Schiro proceeds to raid one of his book cabinets, and emerges with a small book which is more akin to a notebook than anything else in size. “Another one like this was found in Athens, but not in great condition – this one is pristine”, Schiro explains as he opens the small book.
The book – which is only a few pages long – contains one of the very first accounts of the Great Siege of Malta. It’s date of writing is marked as being 13 September 1565 – only five days after the Ottomans had retreated from Malta after their defeat. The notebook contains a map which shows the key points of the Siege. It is, however, woefully inaccurate; Schiro directs his finger towards a point which isn’t hard to miss: Fort St. Elmo is drawn to be in Marsa as opposed to at the tip of Mount Sciberras.
The book was issued in various languages such as French, Dutch, and German, but many copies of it come without the map because, owing to its inaccuracy, it was simply removed and replaced by a list of the Knights of St. John who had been killed in the three-month siege. It remains, however, the very first account of the Great Siege.
Another map of note, Schiro explains, is a Russian map – which is in fact the only map of Malta in Russian made – of which there are only four known copies. The map forms part of a book which is an account of Malta under the rule of the Knights of St. John by GrigoryKrayevsky, who was the translator for Count Paul MartinovitchSkavronsky in 1785, which was published in 1800 – two years after the Order had been told to take their leave from Malta by the French, and a year after Russian Emperor Paul I became the Grandmaster of the Order.
One copy is found in St. Petersburg, one, minus the map, in Moscow, one in the National Library in Valletta, and the other in Schiro’s collection. The map in Schiro’s collection is the only one drawn out on thick green paper, and the book was a copy made especially for the owner who himself was the first person to give rights to authors on sales.
The book was translated and published in 2017 under the title ‘The Islands of Malta and the Order of St John: GrigoryKrayevsky’, coinciding with the 50th anniversary of the Russian Embassy opening its doors in Malta.
Schiro’s collection is much more extensive, containing miniature maps, leaflets, panorama maps, and even much more recent guidebooks which depict Malta amongst others.
He is but one of many avid collectors who are fascinated by the beauty of maps which, besides having practical uses, are works of arts in and of themselves. The Malta Map Society brings together these collectors, with representatives in countries such as Belgium, France, Germany, Italy, and the United States.

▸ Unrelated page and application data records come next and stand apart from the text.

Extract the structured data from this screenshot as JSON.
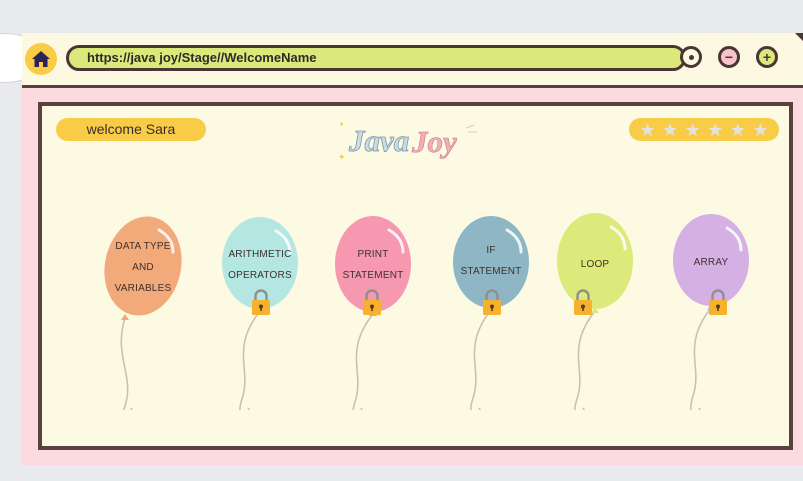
{
  "browser": {
    "url": "https://java joy/Stage//WelcomeName"
  },
  "header": {
    "welcome_text": "welcome Sara",
    "logo_text": "JavaJoy",
    "stars_total": 6,
    "stars_earned": 0
  },
  "colors": {
    "accent_yellow": "#f9cc48",
    "url_green": "#dbe97b",
    "frame_pink": "#fbdadf",
    "border_brown": "#5a4040",
    "panel_cream": "#fdfae3"
  },
  "balloons": [
    {
      "lines": [
        "DATA TYPE",
        "AND",
        "VARIABLES"
      ],
      "color": "#f2aa7a",
      "locked": false
    },
    {
      "lines": [
        "ARITHMETIC",
        "OPERATORS"
      ],
      "color": "#b4e6e2",
      "locked": true
    },
    {
      "lines": [
        "PRINT",
        "STATEMENT"
      ],
      "color": "#f598b0",
      "locked": true
    },
    {
      "lines": [
        "IF",
        "STATEMENT"
      ],
      "color": "#8eb6c4",
      "locked": true
    },
    {
      "lines": [
        "LOOP"
      ],
      "color": "#dce97b",
      "locked": true
    },
    {
      "lines": [
        "ARRAY"
      ],
      "color": "#d5b0e4",
      "locked": true
    }
  ]
}
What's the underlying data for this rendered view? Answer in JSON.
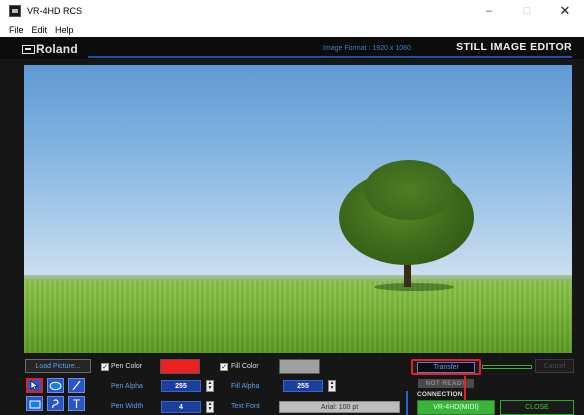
{
  "window": {
    "title": "VR-4HD RCS",
    "minimize_glyph": "–",
    "maximize_glyph": "□",
    "close_glyph": "✕"
  },
  "menu": [
    "File",
    "Edit",
    "Help"
  ],
  "header": {
    "brand": "Roland",
    "image_format": "Image Format : 1920 x 1080",
    "editor_title": "STILL IMAGE EDITOR"
  },
  "image": {
    "description_icon": "landscape-image"
  },
  "tools": {
    "load_picture": "Load Picture...",
    "text_tool_glyph": "T"
  },
  "pen": {
    "color_label": "Pen Color",
    "color_checked": true,
    "color_value": "#ee2020",
    "alpha_label": "Pen Alpha",
    "alpha_value": "255",
    "width_label": "Pen Width",
    "width_value": "4"
  },
  "fill": {
    "color_label": "Fill Color",
    "color_checked": true,
    "color_value": "#a0a0a0",
    "alpha_label": "Fill Alpha",
    "alpha_value": "255",
    "font_label": "Text Font",
    "font_value": "Arial: 100 pt"
  },
  "transfer": {
    "button_label": "Transfer",
    "cancel_label": "Cancel",
    "status": "NOT READY"
  },
  "connection": {
    "label": "CONNECTION",
    "device_button": "VR-4HD(MIDI)",
    "close_button": "CLOSE"
  },
  "colors": {
    "accent_blue": "#2a55c8",
    "highlight_red": "#e0202a",
    "connected_green": "#38b538"
  }
}
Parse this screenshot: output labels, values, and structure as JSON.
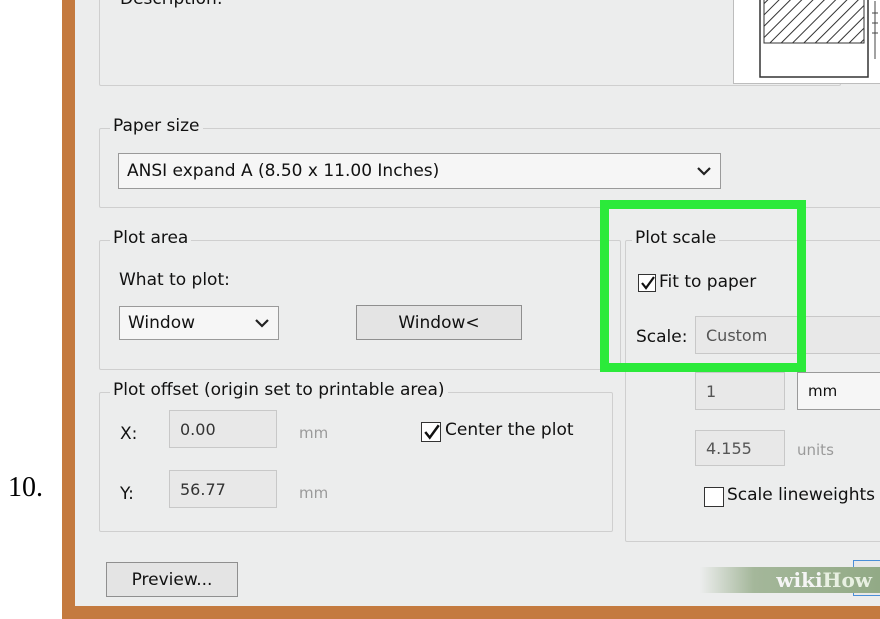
{
  "step_number": "10.",
  "description": {
    "label": "Description:"
  },
  "paper_size": {
    "legend": "Paper size",
    "selected": "ANSI expand A (8.50 x 11.00 Inches)"
  },
  "plot_area": {
    "legend": "Plot area",
    "what_to_plot_label": "What to plot:",
    "selected": "Window",
    "window_button": "Window<"
  },
  "plot_scale": {
    "legend": "Plot scale",
    "fit_to_paper": {
      "label": "Fit to paper",
      "checked": true
    },
    "scale_label": "Scale:",
    "scale_value": "Custom",
    "value1": "1",
    "unit1": "mm",
    "value2": "4.155",
    "unit2": "units",
    "scale_lineweights": {
      "label": "Scale lineweights",
      "checked": false
    }
  },
  "plot_offset": {
    "legend": "Plot offset (origin set to printable area)",
    "x_label": "X:",
    "x_value": "0.00",
    "x_unit": "mm",
    "y_label": "Y:",
    "y_value": "56.77",
    "y_unit": "mm",
    "center_the_plot": {
      "label": "Center the plot",
      "checked": true
    }
  },
  "preview_button": "Preview...",
  "watermark": {
    "wiki": "wiki",
    "how": "How"
  },
  "colors": {
    "highlight": "#2bea3a",
    "frame": "#c47a3f"
  }
}
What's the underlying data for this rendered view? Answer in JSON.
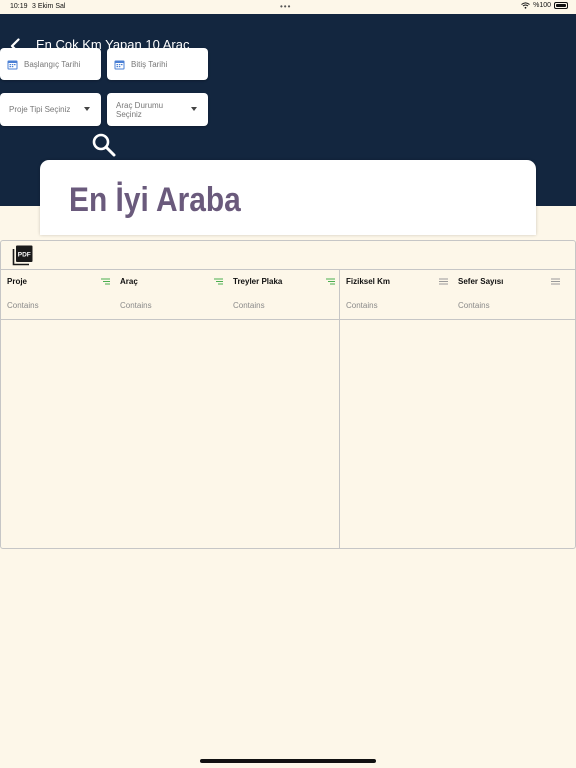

The society continues to host talks each year, delving into different cartographical views of Malta from different eras. Their sixth publication, currently in the works, will see a focus on French maps of Malta and will no doubt continue to shed new light on the annals Maltese history.